I can get behind this way of putting the phenomenon of SL in perspective. My challenge to all of us as we pioneer this new landscape of being is that we take the opportunity to evolve our human-ness and perfect our culture.

Wow. The mind is an interesting thing. When I pondered my writing “human-ness” I remembered one of my favorite poems, I realized it could be a Pais-mantra:

pity this busy monster, manunkind,

not. Progress is a comfortable disease:

your victim (death and life safely beyond)

plays with the bigness of his littleness

— electrons deify one razorblade

into a mountainrange; lenses extend

unwish through curving wherewhen till unwish

returns on its unself.

A world of made

is not a world of born — pity poor flesh

and trees, poor stars and stones, but never this

fine specimen of hypermagical

ultraomnipotence. We doctors know

a hopeless case if — listen: there’s a hell

of a good universe next door; let’s go

– e.e. cummings

The Committee of Me

I was over reading Dusan’s blog and a paper linked in its comments that sent me into a little mental spin. Normally I’d just comment at his blog, but quite frankly, I didn’t read all of the stuff there yet and I wanted to hatch a bit of this thought I was formulating about myself. I was just at a conference about newer web-enabling technology of how we deal with information to make it more computable. One thing that struck me there was how many people there seemed to have no qualms about laying out their identities on the web. One guy gave the URL/URI for his RDF FOAF and said “this is me”. I didn’t grok it then and after trying to ponder it for nearly a week, I still don’t get it, especially because he said, “this is not my web page, this is ME”.

Maybe I am paranoid or shy, but I don’t see how a network of all my life needs to be web-enabled for all to surf.

As Pais, I have a blog. No other part of me has a blog, especially one using my real name. When I saw “Virtual worlds don’t exist”, even without reading more than a few pages I remembered how earlier in the day I was backing myself out of FaceBook and LinkedIn because I was getting friend requests, pokes, and other associations that may work well enough with fragments of my self but I didn’t want laid out for all the sniffers, yokels, background checkers, identity thieves, and who knows what else to see.

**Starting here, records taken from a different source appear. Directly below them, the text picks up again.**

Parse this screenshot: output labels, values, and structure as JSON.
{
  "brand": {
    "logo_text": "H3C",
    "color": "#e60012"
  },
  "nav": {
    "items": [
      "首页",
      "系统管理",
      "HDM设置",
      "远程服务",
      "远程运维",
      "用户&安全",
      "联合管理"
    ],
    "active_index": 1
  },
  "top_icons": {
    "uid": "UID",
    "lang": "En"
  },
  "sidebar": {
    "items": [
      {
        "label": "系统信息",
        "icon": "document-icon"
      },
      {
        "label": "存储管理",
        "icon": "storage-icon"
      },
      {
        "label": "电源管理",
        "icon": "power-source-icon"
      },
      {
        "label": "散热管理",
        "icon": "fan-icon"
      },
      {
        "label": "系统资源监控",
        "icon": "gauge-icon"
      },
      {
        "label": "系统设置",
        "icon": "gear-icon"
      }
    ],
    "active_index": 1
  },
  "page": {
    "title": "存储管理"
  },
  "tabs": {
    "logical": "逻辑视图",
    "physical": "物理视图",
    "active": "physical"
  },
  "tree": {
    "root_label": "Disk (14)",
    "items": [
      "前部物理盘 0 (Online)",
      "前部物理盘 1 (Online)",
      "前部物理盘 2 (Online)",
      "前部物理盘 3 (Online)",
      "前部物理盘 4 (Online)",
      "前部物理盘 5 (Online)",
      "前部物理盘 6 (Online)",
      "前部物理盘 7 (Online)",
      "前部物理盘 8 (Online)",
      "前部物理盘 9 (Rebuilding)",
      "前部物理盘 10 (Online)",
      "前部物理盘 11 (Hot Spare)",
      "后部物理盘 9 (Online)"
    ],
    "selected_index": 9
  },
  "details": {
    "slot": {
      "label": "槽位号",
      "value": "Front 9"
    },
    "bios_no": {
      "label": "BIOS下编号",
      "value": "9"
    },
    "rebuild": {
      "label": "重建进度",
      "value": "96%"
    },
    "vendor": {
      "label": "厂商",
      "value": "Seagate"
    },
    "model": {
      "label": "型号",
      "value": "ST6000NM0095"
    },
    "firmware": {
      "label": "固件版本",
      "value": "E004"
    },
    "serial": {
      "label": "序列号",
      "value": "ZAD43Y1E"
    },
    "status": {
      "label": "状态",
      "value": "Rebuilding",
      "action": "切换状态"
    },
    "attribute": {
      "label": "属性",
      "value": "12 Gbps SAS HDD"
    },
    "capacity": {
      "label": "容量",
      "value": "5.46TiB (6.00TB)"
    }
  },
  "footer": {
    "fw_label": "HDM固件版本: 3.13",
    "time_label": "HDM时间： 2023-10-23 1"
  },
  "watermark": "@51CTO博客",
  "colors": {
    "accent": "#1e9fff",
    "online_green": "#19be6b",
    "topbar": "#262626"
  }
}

Then I thought of Pais’ blog, where that fragment of me can talk and share in his own circle, and not have to muddy or be muddied by my other selves. Then I wondered if I should create alts for my work self, my family self, my college buddies self, my various hobbies selves, and so forth. All of these only need be connected to my legal identity when they need be.

These are twisted times for identity. We have an administration that wiretapped the entire country’s phone and email. We have marketers that are profiling our buying tastes and habits. We have people that assume our identities to take our money and property. Why do I want to connect up all the dots? Instead, perhaps I need to diversify my life, my mind, and my identity.

I met a person in SL with dissociative identity disorder. Well, actually I met first one of their personalities in one alt that introduced me to another personality who had another alt. The alts are different sex and age. After meeting “them” and getting to know them both, as well as talking to one of them about their multiple personalities and their RL(s), I pondered about how much I also have partitions of self and identity, although not as dramatic as my friend.

I have come to like being Pais, like an author that publishes some of their stories under a pseudonym to allow them freedom from the restrictions of the rest of their work, splitting off a chunk of identity for a reality partition makes more sense now than ever before to me.